Someone who takes GHB can lose entire blocks of time and will not remember anything that happened while under the influence. There have been thousands of reported cases (and an untold number of unreported cases) of date rape incidents related to GHB. It has gained popularity as a club drug used primarily by those in the 18 to 25-year-old age group2 at raves, clubs, and parties2. Unfortunately, children as young as 12 years old are experimenting with GHB2. This is why GHB has earned the reputation as today’s date rape drug of choice (see graphic below).

Is GHB Safe?

Alcohol and GHB are a deadly combination. More than 75 percent of all GHB-related emergency room visits also involve the consumption of alcohol. There have been approximately 16,000 GHB-related deaths reported in the United States2. Young women between ages 16 and 24 are four times more likely to be slipped GHB without their knowledge (and potentially raped) than any other age group2. Almost 25% of sexual assault victims are sorority members, whereas only 14% of victims were non-sorority members1.


Source: Northpoint Recovery Website.

KETAMINE (Ketamine Hydrochloride Special K, K, Dorothy)

Ketamine is a prescription drug which can only be administered by a medical professional. Ketamine has been used since it was approved by the FDA in 1970, primarily as an anesthetic; it is hallucinogenic and very similar to the drug PCP. Even though it is illegal to possess or use Ketamine outside of medical purposes, it is often misused as a party or rave drug. The half-life of Ketamine is around 2.5 to 3 hours in adults. For most people, the majority is eliminated from the body within 24 hours after the last dose of Ketamine. It is crucial to detect the date rape drug before it is ingested.

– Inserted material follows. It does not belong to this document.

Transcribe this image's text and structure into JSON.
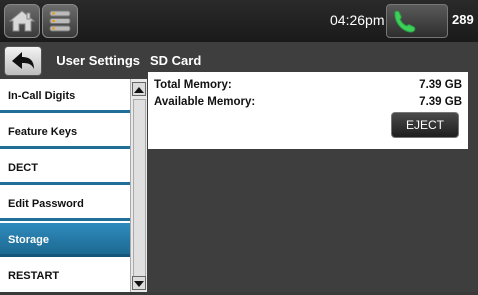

The emotional scars from a sexual assault can last a lifetime. The Creep Alert is an integral crime prevention tool that is being implemented by law enforcement agencies for community outreach and by college police and departments of public safety to prevent sexual assault.


1. RAINN. https://centers.rainn.org

2. Northpoint Recovery. https://www.northpointrecovery.com

3. National Institute for Justice (NIJ) Campus Sexual Assault Study (CSA). https://nij.ojp.gov

4. Just a Dare or Unaware? Outcomes and Motives of Drugging (“Drink Spiking”) Among Students at Three Campuses, Suzanne C. Swan, et. al, Published in Psychology of Violence, 2017, Vol. 7, No. 2, 253-264

5. The Secret of Sexual Assault in Schools, neaToday, Dec 2017

6. Campus Sexual Assault Study, 2007; Matthew Kimble, Andrada Neacsiu, et. Al, Risk of Unwanted Sex for College Women: Evidence for a Red Zone, Journal of American College Health (2008).

7. David Cantor, Bonnie Fisher, Susan Chibnall, Reanna Townsend, et. al. Association of American Universities (AAU), Report on the AAU Campus Climate Survey on Sexual Assault and Sexual Misconduct (September 21, 2015).

8. U.S. Department of Justice. National Crime Victimization Survey. 2009-2013.

9. U.S. Department of Justice. Estimate of the Incidence of Drug-Facilitated Sexual Assault in the U.S. 2005.